YOUR OBJECTIVE
Retype the full set of data, character for character.

▬▬▬

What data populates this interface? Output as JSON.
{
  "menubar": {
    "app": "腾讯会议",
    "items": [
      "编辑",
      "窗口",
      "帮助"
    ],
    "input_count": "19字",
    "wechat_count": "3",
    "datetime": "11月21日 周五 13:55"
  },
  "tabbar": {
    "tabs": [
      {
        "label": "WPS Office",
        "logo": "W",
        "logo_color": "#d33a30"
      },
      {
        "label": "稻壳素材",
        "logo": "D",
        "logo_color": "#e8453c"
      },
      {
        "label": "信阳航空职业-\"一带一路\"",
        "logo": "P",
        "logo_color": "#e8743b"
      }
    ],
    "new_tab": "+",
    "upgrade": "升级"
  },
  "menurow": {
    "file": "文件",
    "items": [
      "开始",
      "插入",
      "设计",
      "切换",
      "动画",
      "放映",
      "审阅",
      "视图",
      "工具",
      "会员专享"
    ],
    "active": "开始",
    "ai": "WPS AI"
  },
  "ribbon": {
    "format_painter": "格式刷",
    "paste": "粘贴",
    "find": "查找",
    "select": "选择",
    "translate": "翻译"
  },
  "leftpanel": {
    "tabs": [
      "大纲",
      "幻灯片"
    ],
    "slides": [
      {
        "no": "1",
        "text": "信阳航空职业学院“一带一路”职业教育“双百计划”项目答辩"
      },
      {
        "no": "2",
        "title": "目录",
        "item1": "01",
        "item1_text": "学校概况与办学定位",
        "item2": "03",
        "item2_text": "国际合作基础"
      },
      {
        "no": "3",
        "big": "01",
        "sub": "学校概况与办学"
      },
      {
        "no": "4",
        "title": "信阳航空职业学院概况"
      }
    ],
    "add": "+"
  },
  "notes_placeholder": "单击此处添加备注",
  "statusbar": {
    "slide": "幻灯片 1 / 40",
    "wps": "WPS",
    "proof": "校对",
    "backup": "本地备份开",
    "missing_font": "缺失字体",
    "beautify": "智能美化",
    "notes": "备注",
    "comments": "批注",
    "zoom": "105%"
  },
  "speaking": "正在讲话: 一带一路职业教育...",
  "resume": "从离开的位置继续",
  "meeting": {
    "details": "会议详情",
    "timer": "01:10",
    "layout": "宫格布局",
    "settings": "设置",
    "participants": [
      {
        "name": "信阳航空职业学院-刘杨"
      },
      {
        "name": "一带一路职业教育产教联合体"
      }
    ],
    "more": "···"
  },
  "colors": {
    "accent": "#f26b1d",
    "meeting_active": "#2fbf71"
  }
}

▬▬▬

TASK ANSWER
What data populates this interface? Output as JSON.
{
  "menubar": {
    "app": "腾讯会议",
    "items": [
      "编辑",
      "窗口",
      "帮助"
    ],
    "input_count": "19字",
    "wechat_count": "3",
    "datetime": "11月21日 周五 13:55"
  },
  "tabbar": {
    "tabs": [
      {
        "label": "WPS Office",
        "logo": "W",
        "logo_color": "#d33a30"
      },
      {
        "label": "稻壳素材",
        "logo": "D",
        "logo_color": "#e8453c"
      },
      {
        "label": "信阳航空职业-\"一带一路\"",
        "logo": "P",
        "logo_color": "#e8743b"
      }
    ],
    "new_tab": "+",
    "upgrade": "升级"
  },
  "menurow": {
    "file": "文件",
    "items": [
      "开始",
      "插入",
      "设计",
      "切换",
      "动画",
      "放映",
      "审阅",
      "视图",
      "工具",
      "会员专享"
    ],
    "active": "开始",
    "ai": "WPS AI"
  },
  "ribbon": {
    "format_painter": "格式刷",
    "paste": "粘贴",
    "find": "查找",
    "select": "选择",
    "translate": "翻译"
  },
  "leftpanel": {
    "tabs": [
      "大纲",
      "幻灯片"
    ],
    "slides": [
      {
        "no": "1",
        "text": "信阳航空职业学院“一带一路”职业教育“双百计划”项目答辩"
      },
      {
        "no": "2",
        "title": "目录",
        "item1": "01",
        "item1_text": "学校概况与办学定位",
        "item2": "03",
        "item2_text": "国际合作基础"
      },
      {
        "no": "3",
        "big": "01",
        "sub": "学校概况与办学"
      },
      {
        "no": "4",
        "title": "信阳航空职业学院概况"
      }
    ],
    "add": "+"
  },
  "notes_placeholder": "单击此处添加备注",
  "statusbar": {
    "slide": "幻灯片 1 / 40",
    "wps": "WPS",
    "proof": "校对",
    "backup": "本地备份开",
    "missing_font": "缺失字体",
    "beautify": "智能美化",
    "notes": "备注",
    "comments": "批注",
    "zoom": "105%"
  },
  "speaking": "正在讲话: 一带一路职业教育...",
  "resume": "从离开的位置继续",
  "meeting": {
    "details": "会议详情",
    "timer": "01:10",
    "layout": "宫格布局",
    "settings": "设置",
    "participants": [
      {
        "name": "信阳航空职业学院-刘杨"
      },
      {
        "name": "一带一路职业教育产教联合体"
      }
    ],
    "more": "···"
  },
  "colors": {
    "accent": "#f26b1d",
    "meeting_active": "#2fbf71"
  }
}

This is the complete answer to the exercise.